  • Runtime (quite rare. For drivers or alike available at runtime but not for compiling)

It's enough and I never needed anything else.

Gradle on the other hand has lots of scopes:

  • api

  • implementation

  • compileOnly

  • compileOnlyApi

  • runtimeOnly

  • testImplementation

  • testCompileOnly

  • testRuntimeOnly

  • ...a few more deprecated scopes

  • ...a few more classpath scopes

  • ...you can also extend and combine scopes

Well, you basically get it. Gradle is "super-customizable", so much that you often wonder what it exactly does or that you make a mistake without realizing. Gradle sells it as "Maven has few, built-in dependency scopes, which forces awkward module architectures" but IMHO it's Gradle which is confusing and overcomplexified here while Maven has exactly what's actually required.

That is just the tip of the iceberg. But basically Gradle is super-customizable while maven favors conventions. No wonder Gradle is also a company that thrives with support and training. If it was simple, such things would not sell.

Gradle needs maven, but not the other way round

Every single library in the Maven Central Repository must have pom.xml. It's the declarative definition of the library containing name, version, license, etc, and most importantly the list of its dependencies. Without a Maven pom.xml there would be no Central Repository nor dependency management possible.

Whether you use Grade or Maven, both read the pom.xml Maven definition to build the dependency tree. It's at the core of the dependency dependencies system to pull all transitive dependencies and resolve version conflicts.

In other words, Maven can live without Gradle, but Gradle still needs Maven to exist. Maven just applies a standardized build based on the pom.xml while Gradle builds in in some way and generates a pom.xml as a build step if you want to actually publish your library.

Maven isn't perfect either

Now, I bashed a lot about Gradle, but Maven isn't perfect either. It has issues too. Their website sucks IMHO, it could welcome YAML as more compact alternative format, some plugins should be built-in and the format itself could be tweaked here and there. But overall I find it OK considering it's a format that lived more than 20 years.

The other drawback is a lack of flexibility. It's indeed rigid in how it expects your project to be and may become problematic if you need for example to mix multiple different techs. For example a building a node project, running a python script, etc. as part of the build procedure to place some extra stuff inside the produced artifact. But for that IMHO, it's better to use CI scripts, running as GitHub actions or GitLab pipelines to build a "mixed bundle". Let each tech stack build its own artifacts and combine them later through scripting. I favor that approach over pushing the build scripts customizations too far.

Take it with a grain of salt

While I bashed at Gradle and praised Maven, it should be taken with a grain of salt. At the end of the day, they are just tool and either can be used wisely or like a fool.

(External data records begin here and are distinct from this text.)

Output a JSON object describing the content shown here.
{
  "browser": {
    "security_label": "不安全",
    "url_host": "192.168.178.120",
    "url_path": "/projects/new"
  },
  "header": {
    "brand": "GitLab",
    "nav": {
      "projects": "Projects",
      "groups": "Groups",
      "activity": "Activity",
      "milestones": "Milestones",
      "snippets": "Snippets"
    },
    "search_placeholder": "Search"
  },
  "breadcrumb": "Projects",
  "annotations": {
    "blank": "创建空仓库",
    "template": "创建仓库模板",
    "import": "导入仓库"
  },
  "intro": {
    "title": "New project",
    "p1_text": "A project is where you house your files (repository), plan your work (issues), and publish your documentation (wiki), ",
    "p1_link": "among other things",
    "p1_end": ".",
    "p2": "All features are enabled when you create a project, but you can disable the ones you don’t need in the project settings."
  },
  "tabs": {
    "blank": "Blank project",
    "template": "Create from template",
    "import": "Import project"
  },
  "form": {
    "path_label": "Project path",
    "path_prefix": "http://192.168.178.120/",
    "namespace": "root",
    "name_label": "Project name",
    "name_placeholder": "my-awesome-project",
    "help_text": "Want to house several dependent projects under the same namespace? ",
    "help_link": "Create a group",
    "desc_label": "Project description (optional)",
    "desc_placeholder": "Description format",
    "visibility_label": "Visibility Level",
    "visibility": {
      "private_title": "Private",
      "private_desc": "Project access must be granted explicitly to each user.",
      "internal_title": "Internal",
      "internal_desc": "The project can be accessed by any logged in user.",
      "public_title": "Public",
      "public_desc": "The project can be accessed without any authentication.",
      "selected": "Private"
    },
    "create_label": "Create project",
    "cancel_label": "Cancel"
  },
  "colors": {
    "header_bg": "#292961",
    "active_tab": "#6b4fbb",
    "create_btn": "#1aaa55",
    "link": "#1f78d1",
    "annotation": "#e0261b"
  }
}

With maven too, you can also produce "monster pom.xml files" by using tons of plugins and super-complex configurations overriding all defaults. Likewise, Gradle is not necessarily a monster. Use it wisely, keep your build script clean, refrain from adding custom build steps and you will do just fine. It's not bad per-se.

It's just that by default, in the hands of average developers, Maven's pom.xml will tend to remain understandable (because it takes effort to escape out of the conventions) while Gradle's build.gradle will tend to become more complex and customized over time (because it's so easy to do so). All the small shortcuts now and little extra steps that stray away from the build conventions tend to become liabilities in the long term.

As said previously, Gradle's great flexibility and customizability of the build is both a boon and a curse. Although I prefer to build "generic" projects where I can, because it's by far simpler to maintain in the long run, using Gradle definitely has its place when you need more specific stuff that requires customization.

TL;DR: as a rule of thumb, Maven's pom.xmtends to remain fairly generic with time, while Gradle's build.gardle leans towards being highly customized and therefore complex. This is due to their "nature", while Maven is based on a rigid project "definition", Gradle is a free form build "script".